When you see a promo or public service announcement being aired during any televised sporting event, it likely means that a commercial availability went unsold.

In other words, the revenue derived by the UFL from network television advertising was probably minimal in 2024.

The verdict

Despite what you may have heard from the media, the first year of UFL spring football in 2024 may be its last.  Here’s why:

  1. Seven of the eight UFL cities seriously underperformed at the gate. The only reason St. Louis has been such a success is that the city is trying to woo an NFL team to return (good luck with that).   The other seven teams cannot all be relocated.  The trail of dead bodies of former spring football franchises is quickly growing.  New Jersey, Orlando, New Orleans, Pittsburgh, Seattle, Las Vegas, and Tampa Bay have already seen one spring football team come and go over the past three years.   There are a few sizable metropolitan areas remaining which might, perhaps, show more promise in the 2025 season (if it is played).
  2. The UFL’s on-field talent is a noticeable step below NFL quality. The league would have benefited if trades were permitted (prior to the season) to put a higher number of regionally known college football players onto the rosters of any UFL team where local fans would have a connection with them.
  3. Just three years ago, the USFL’s owners (Fox Sports) stated that the league needed to draw an average of 1.2 million viewers per game to be deemed a success. In 2024, despite playing two games apiece on Saturday and Sunday in an afternoon and evening television window on Fox and ABC/ESPN, the UFL averaged a little more than 800,000 viewers per game.  You cannot force people to watch a product which they do not find compelling.
  4. The financial losses continue to mount. Though never confirmed publicly, the XFL and USFL agreed to merge after the 2023 season in order to stem the tide of massive financial losses.  The XFL lost a reported $60 million (or more) in just 2023 alone.  The USFL spent more than $100 million just to launch their league two years earlier.  As outlined in this post, why should the UFL owners keep doing the same thing and expect to get a different result?  How long are the owners willing to lose tens of millions of dollars every year?
  5. No, the NFL is not coming to the rescue. They understand that “Less is best.”  The NFL completely dominates television in the fall.  If the NFL became a partner and made the UFL a spring developmental football league, spring football might have a chance to grow.  The NFL likes its cozy niche in the fall.  Like us, they have closely watched three straight seasons as an improving spring pro football product has failed in the stands and at home via network television.  The sports market simply doesn’t want “live” football for an extra three months in the spring.   Most fans won’t miss the UFL when it is gone.

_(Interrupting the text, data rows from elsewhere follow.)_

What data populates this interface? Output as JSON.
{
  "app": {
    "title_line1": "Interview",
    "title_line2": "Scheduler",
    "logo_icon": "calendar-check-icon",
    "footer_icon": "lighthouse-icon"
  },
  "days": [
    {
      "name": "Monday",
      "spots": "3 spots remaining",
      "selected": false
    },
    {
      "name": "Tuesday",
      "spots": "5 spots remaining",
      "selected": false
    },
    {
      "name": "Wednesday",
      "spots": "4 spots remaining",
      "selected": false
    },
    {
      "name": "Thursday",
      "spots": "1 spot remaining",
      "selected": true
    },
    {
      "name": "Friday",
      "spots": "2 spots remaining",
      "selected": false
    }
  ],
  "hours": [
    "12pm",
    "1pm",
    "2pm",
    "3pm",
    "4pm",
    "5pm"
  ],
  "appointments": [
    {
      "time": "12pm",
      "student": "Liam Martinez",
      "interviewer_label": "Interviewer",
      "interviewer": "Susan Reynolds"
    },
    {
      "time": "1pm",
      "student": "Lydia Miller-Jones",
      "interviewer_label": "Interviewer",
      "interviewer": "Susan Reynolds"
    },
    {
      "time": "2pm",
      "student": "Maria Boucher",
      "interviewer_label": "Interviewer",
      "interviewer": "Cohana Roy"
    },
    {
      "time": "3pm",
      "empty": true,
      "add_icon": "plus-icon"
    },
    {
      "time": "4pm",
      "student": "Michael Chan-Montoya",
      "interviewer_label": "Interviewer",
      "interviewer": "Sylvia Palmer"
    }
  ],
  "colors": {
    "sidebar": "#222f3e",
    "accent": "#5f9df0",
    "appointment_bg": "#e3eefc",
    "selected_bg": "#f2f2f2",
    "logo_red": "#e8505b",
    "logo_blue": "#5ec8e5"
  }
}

In summary, enjoy the UFL’s spring football season finale this Sunday afternoon at 4PM on Fox.  It just might be the last spring football game that you will see for a long, long time to come.